Every three and a half hours, another woman is diagnosed with ovarian cancer in Canada. In B.C, more than 300 women will be diagnosed with a form of ovarian cancer this year.
In the winter of 2014, this statistic included West Vancouver’s Candy Woodworth.
At her weekly Pilates class, Candy noticed she felt uncomfortable when doing a routine exercise. She went back to the class a week later, and noticed the same pain in her stomach and immediately made an appointment with her family doctor, who sent her for an urgent ultrasound.
“I hardly had my coat off when the phone rang and my doctor told me I had to come back immediately,” Candy says. “My husband and I both went back, and it was then we found out I had ovarian cancer.”
In March of 2015, Candy’s treatment plan began with surgery, where her tumour was removed, followed by 18 rounds of chemotherapy.
A year later, at one of Candy’s routine check-ups, her team discovered her cancer had returned, this time in her colon.
“My feelings at that point in time were still very positive – just get the job done, and that’s exactly how my team at BC Cancer approached it,” says Candy. She went in for surgery a second time.
Six months later, Candy’s cancer returned again, in the exact same place in her colon. “It was very unusual for it to return to the exact same place,” says Candy.
She underwent her third surgery.
With her cancer at an aggressive state, Candy was put forward as a prime candidate for an innovative, personalized cancer program at BC Cancer.
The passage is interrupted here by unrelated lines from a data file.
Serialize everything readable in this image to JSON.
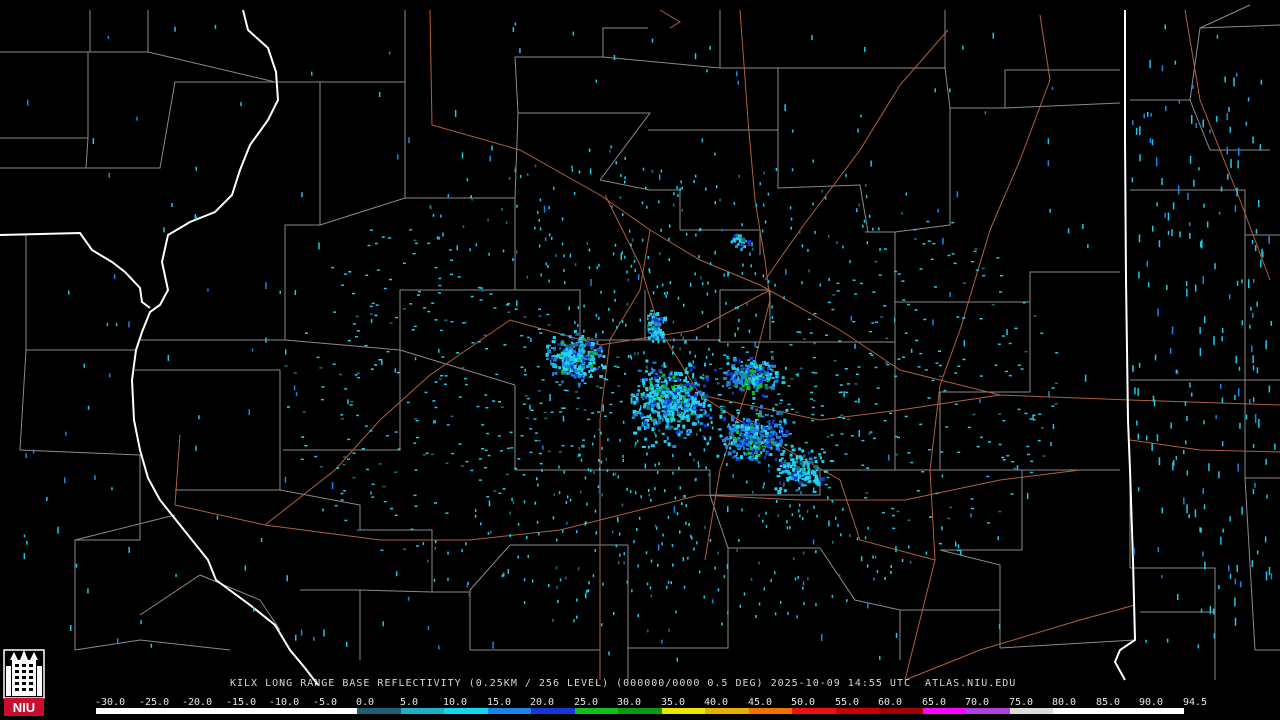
{
  "caption": {
    "product": "KILX LONG RANGE BASE REFLECTIVITY (0.25KM / 256 LEVEL) (000000/0000 0.5 DEG) 2025-10-09 14:55 UTC",
    "site": "ATLAS.NIU.EDU"
  },
  "legend": {
    "labels": [
      "-30.0",
      "-25.0",
      "-20.0",
      "-15.0",
      "-10.0",
      "-5.0",
      "0.0",
      "5.0",
      "10.0",
      "15.0",
      "20.0",
      "25.0",
      "30.0",
      "35.0",
      "40.0",
      "45.0",
      "50.0",
      "55.0",
      "60.0",
      "65.0",
      "70.0",
      "75.0",
      "80.0",
      "85.0",
      "90.0",
      "94.5"
    ],
    "colors": [
      "#000000",
      "#000000",
      "#000000",
      "#000000",
      "#000000",
      "#000000",
      "#1f5f6f",
      "#1fb0c8",
      "#12d6f0",
      "#1c84e6",
      "#1238d8",
      "#10c020",
      "#0a9a10",
      "#e8e800",
      "#e8b000",
      "#f07000",
      "#f01010",
      "#c80000",
      "#a00000",
      "#ff00ff",
      "#b040e0",
      "#dcdcdc",
      "#ffffff",
      "#ffffff",
      "#ffffff"
    ]
  },
  "map": {
    "colors": {
      "background": "#000000",
      "state_border": "#ffffff",
      "county_border": "#8a8a8a",
      "highway": "#b0613a"
    }
  },
  "radar": {
    "site_id": "KILX",
    "echo_colors": [
      "#1f6f7f",
      "#1ec8e6",
      "#22d8f6",
      "#1c84e6",
      "#1238d8",
      "#10c020"
    ]
  },
  "logo": {
    "text": "NIU",
    "colors": {
      "background": "#c8102e",
      "emblem": "#ffffff"
    }
  }
}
She was put in touch with Dr. Anna Tinker, Provincial Gyne Oncology Tumour Group Chair and medical oncologist at BC Cancer.
The personalized onco-genomics (POG) program is BC Cancer’s flagship study in precision medicine and the first program of its kind to use whole genome analysis to inform individual treatment planning for patients.
Through this program, Dr. Tinker and team found that Candy’s tumour had a mutant BRCA gene, even though Candy herself did not carry the gene, and was able to match the tumour mutation to a clinical trial drug.
It’s been two and a half years and Candy has been cancer-free since she began her journey on the POG program and started her tailored medication.
“The POG program and the fact they found a drug for me has given me my life back,” says Candy. “It means everything – I now get the opportunity to be with my family and watch my grandchildren grow.”
You can help support the life-saving Personalized Onco-genomics program at BC Cancer by visiting: bccancerfoundation.com/POG